Drawing from a localized background, I noticed the concerted efforts of Utah institutions to increase women's college retention and graduation rates as legitimate agency reforms. The status of higher education in Utah reveals "conditions and contexts" (Royster & Kirsch, 2012, p. 14) replete with female mentoring relationships based on networking, equitability, and reflection.

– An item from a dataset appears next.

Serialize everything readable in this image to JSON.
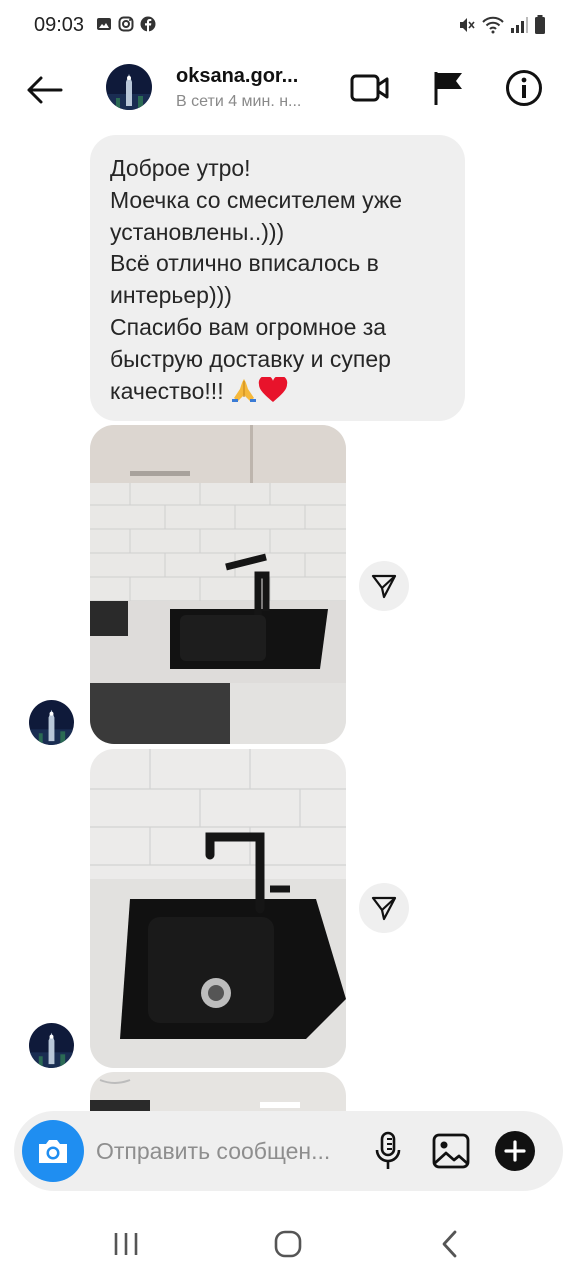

Recent studies show that more Utah women need to realize their unique potentials to positively influence their own family, community, and work environments and level the playing field. Unfortunately, significant gender difference at the bachelor and graduate levels was reported in the 2013 Utah Women and Education Initiative: Research & Policy Brief, suggesting that "much work [must] be done [for women] to change the trend in college completion rates" (Madsen & Sarin, 2013a, p. 2). The share of Utah's female population with bachelor's and graduate degrees (vs. Utah males) was below the national average, as seen in the latest 2018 progress report: "Utah women rank lower than Utah men, US women, and US men even though these differences are decreasing over time [...] Utah is near the bottom [emphasis added] of all states in fall female enrollment, and Utah women's postsecondary educational attainment is still gendered by program length and field of study -- both of which are linked to less favorable economic outcomes" (Jeppsen, 2018, p. 3, 5). Granted things had gradually improved for women since 2013, Figure 1 yet illustrates a dismal comparison between genders in the state and the country altogether (Jeppsen, 2018, p. 3).
To this end, it is necessary for Utah to implement "an integrated approach" in reversing gender bias and increasing college completion rates (Madsen & Sarin, 2013b). Madsen (2015) argued that "more should be done to help girls and women become more confident and become leaders" (p. 2), inasmuch as improved perceptions grant them the leverage to contribute to the state's local, social, and economic development. Such a strategy calls for women to spread positive reinforcements at the grassroots level, fostering encouragement and accountability in higher education through research and program initiatives that amplify the role of education in changing lives and attaining parity.
At present, some of these concerted efforts in Utah are either statewide (e.g., Utah Women in Higher Education Network, Utah Women and Leadership Project, Utah Women and Education Initiative) or local (e.g., American Association of University Women - St. George Branch, Women's Influence Center). For example, the Women's Resource Center of Dixie State University in southern Utah was established in 2012-2013 to provide resources that help female students meet their academic and professional goals. As its first director, I worked with both campus and community partners to bring access to scholarships, mentoring, professional development, advocacy/counseling services, and so on. This Center, and other like-minded groups in the state, attempt to disrupt gender inequity in higher education and place women in various capacities. Following Royster & Kirsch (2012), "we need to make more visible the social circles within which they [e.g., Utah women in higher education] have functioned and continue to function as rhetorical agents" (p. 24).
(Re)contextualizing Mentoring Digital Narratives
Utah's women organizations act as social networks that cultivate feminist rhetorical practices and linkages across sociopolitical and cultural contexts, settings, and communities. One activity that promotes growth, direction, and accountability among women participants is mentoring, where mentor-mentee relationships are engaged in circulating knowledge (Duff, 1999), interconnections (Blalock, 2014), and goal-settings (Temple, Sibley, & Orr, 2010). Mentoring sites happen all over the world, but for Utah women in higher education, archiving and sharing the success of these dynamic relationships will compound their effects and address the current numbers gap.
Notable mentoring experiences have rhetorical functions and capturing them in digital platforms for distribution/access has become ubiquitous, especially in storytelling (Alexander, 2011). Those who listen to these stories are immediately taken into the myriad of ways that mentoring has helped shape the student mentees' academic/professional lives and construct contextual realities for possible enrichment. As follows, the DSU Women's Resource Center collection of mentoring digital narratives fits this mold, inspiring others to duplicate the practice and (hopefully) prevail in "moving the needle" (American Council on Education [ACE], 2018).